WHAT YOU WILL DO – Report the lines of the material that carry the string "Never".

• • • • •

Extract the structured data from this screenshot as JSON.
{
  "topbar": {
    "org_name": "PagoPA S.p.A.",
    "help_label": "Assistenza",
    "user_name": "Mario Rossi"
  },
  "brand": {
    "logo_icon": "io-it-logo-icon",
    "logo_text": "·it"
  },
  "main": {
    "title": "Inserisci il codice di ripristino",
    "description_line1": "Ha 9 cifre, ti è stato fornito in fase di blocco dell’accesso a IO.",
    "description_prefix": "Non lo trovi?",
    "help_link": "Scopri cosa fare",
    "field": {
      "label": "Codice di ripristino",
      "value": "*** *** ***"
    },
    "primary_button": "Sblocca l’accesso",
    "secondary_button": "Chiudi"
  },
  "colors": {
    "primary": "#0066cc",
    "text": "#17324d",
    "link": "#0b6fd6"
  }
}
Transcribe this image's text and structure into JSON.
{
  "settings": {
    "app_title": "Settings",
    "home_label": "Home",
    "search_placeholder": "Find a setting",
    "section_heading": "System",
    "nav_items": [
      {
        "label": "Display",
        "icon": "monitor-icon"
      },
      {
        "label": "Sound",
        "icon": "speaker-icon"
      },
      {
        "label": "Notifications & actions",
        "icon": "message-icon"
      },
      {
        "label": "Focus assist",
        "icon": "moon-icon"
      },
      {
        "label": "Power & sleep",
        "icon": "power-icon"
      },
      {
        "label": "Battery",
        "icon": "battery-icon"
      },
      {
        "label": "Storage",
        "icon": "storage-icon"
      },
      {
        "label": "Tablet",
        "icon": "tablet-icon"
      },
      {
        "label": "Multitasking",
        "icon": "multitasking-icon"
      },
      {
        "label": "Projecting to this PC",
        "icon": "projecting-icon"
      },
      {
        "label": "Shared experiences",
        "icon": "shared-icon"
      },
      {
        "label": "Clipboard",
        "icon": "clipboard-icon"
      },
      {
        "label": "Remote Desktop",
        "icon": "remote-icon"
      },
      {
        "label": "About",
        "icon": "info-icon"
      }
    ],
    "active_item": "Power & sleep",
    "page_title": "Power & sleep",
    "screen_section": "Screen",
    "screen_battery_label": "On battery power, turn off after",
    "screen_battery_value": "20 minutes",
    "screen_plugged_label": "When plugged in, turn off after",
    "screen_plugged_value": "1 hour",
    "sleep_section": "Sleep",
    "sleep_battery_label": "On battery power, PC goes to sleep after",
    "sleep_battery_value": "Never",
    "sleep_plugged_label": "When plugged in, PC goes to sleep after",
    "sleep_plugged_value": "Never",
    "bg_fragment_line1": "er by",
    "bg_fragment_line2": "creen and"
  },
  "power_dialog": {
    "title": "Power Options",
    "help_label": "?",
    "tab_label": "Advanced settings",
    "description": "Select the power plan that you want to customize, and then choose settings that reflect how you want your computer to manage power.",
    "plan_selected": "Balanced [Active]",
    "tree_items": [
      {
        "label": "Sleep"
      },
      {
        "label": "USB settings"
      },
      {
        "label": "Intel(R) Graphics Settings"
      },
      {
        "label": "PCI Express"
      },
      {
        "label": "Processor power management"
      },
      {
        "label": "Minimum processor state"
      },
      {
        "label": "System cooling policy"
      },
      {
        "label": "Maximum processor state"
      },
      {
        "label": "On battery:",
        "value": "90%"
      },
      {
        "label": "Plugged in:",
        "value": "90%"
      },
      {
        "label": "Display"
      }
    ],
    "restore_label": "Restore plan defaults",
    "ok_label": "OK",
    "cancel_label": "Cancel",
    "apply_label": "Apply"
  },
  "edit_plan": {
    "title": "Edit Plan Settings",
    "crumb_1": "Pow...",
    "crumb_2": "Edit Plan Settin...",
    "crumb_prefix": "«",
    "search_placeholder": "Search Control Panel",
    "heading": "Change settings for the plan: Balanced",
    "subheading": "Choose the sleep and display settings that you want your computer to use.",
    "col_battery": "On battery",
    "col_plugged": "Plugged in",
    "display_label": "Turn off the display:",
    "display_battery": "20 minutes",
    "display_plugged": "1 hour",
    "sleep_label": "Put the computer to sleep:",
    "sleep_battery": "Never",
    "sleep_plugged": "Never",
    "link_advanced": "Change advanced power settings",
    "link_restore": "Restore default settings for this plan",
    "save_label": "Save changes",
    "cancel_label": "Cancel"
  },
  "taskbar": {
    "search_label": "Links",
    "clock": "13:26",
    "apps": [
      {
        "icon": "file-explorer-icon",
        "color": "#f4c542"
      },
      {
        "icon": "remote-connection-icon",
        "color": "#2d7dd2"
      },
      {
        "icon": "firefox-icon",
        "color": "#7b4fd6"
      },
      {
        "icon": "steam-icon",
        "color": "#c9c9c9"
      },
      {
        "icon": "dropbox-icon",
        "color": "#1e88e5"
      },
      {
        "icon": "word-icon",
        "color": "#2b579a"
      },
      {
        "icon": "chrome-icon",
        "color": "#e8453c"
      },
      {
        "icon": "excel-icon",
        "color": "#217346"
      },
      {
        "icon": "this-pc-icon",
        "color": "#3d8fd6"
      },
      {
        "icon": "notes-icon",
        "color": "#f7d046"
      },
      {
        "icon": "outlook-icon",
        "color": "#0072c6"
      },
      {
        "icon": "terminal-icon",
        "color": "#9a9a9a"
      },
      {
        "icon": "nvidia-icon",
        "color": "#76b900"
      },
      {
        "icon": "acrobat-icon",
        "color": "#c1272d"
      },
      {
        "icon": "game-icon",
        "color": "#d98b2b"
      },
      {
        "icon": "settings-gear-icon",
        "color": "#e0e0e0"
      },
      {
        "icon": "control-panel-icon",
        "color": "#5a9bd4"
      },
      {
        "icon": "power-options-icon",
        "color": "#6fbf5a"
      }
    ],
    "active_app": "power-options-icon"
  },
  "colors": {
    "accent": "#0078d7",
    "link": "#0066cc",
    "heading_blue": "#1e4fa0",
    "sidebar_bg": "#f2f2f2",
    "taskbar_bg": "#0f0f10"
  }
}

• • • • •

ANSWER BELOW –
    "sleep_battery_value": "Never",
    "sleep_plugged_value": "Never",
    "sleep_battery": "Never",
    "sleep_plugged": "Never",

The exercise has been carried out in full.